Saturday, November 22, 2014

On Half Marathons and the Potentate of Time

Today: John Lynch Bridge, Piscataway, NJ
This morning, in subfreezing temperatures, my husband and I completed eight miles of walking, punctuated by tenth-of-a-mile runs. Tonight, after our two-hour naps, I went to 5 p.m. Mass at our parish, not remembering until I showed up that this Sunday is the Feast of Christ the King.

Thursday, November 6, 2014

Accepting Mercy On the Supermarket Line

I am watching the cashier at the local supermarket ring up my purchase.  $25.72. I pass over my singles, one at a time, then the two five dollar bills, then the four dollars worth of quarters I found in various nooks in my car. And I realize I am 72 cents short.
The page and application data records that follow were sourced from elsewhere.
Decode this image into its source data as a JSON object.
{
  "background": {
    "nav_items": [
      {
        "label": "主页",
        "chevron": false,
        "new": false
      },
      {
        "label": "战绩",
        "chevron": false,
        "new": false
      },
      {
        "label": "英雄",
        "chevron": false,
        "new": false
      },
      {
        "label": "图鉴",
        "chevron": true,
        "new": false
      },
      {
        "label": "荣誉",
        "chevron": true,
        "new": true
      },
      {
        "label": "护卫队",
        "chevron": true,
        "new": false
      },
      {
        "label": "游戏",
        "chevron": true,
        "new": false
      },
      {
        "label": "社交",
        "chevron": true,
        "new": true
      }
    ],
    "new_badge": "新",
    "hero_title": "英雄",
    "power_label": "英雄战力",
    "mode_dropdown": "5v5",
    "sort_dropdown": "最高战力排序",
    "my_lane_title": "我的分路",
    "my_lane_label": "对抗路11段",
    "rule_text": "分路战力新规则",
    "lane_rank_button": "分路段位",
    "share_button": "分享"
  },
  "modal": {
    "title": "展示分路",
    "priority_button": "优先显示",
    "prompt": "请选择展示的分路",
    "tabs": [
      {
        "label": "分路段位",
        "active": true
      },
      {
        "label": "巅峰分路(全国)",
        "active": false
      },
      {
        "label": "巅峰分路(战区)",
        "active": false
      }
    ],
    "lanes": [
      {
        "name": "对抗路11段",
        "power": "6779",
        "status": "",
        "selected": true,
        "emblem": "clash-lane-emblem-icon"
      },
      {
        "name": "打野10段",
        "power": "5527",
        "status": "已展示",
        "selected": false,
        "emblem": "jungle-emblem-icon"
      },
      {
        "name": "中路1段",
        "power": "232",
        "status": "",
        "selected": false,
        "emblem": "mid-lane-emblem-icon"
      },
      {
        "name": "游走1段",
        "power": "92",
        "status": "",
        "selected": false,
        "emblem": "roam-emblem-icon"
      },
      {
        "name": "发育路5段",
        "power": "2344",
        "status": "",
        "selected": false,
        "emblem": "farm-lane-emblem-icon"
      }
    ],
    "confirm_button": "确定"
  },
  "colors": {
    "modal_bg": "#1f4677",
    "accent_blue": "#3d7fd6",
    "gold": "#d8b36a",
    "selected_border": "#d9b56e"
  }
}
I am buying tonight's dinner - a full chicken for roasting, a bag of carrots and four sweet potatoes.

I am also buying a half gallon of soy milk, a dozen eggs, and a jar of applesauce because I plan to bake oatmeal raisin cookies on this rainy November night. I glance over my purchase. What don't we need tonight?

"Oh, let me put two of those sweet potatoes back," I tell the cashier.

The woman behind me in line smiles. She offers the cashier three quarters. "This happens to me all the time, " she says to me

For a split second, I feel embarrassed. I want to explain to her that my husband's paycheck clears at midnight tonight, that we are solidly middle class family with two jobs, a mortgage that is paid on time. Truly, I could have found those quarters on the floor of my sedan, I want to say.

But she's smiling and I realize none of that matters: whether I am temporarily without three quarters, or whether this is a daily occurrence.

She wants me to buy those two extra sweet potatoes and she was put in front of me so I could be humble and accept her gesture.

How often our pride gets in the way of seeing the hand of Our Creator. I like to think of myself as the giver, not the receiver: I'd spent part of my afternoon at the wake of a friend's father, a man who had had an often difficult life. I had actually been trying to list the  seven - is it seven? - corporal works of mercy on my drive home, patting myself on the back (figuratively of course) for driving to the wake and comforting this friend and never considering that I might be in need of mercy, too.

A world so free and profligate reveals your loving hand, O Lord. With dawn and all the gifts of day we praise you, Abba, breath and word.  
– Lauds and Vespers, Camaldolese Monks, OSB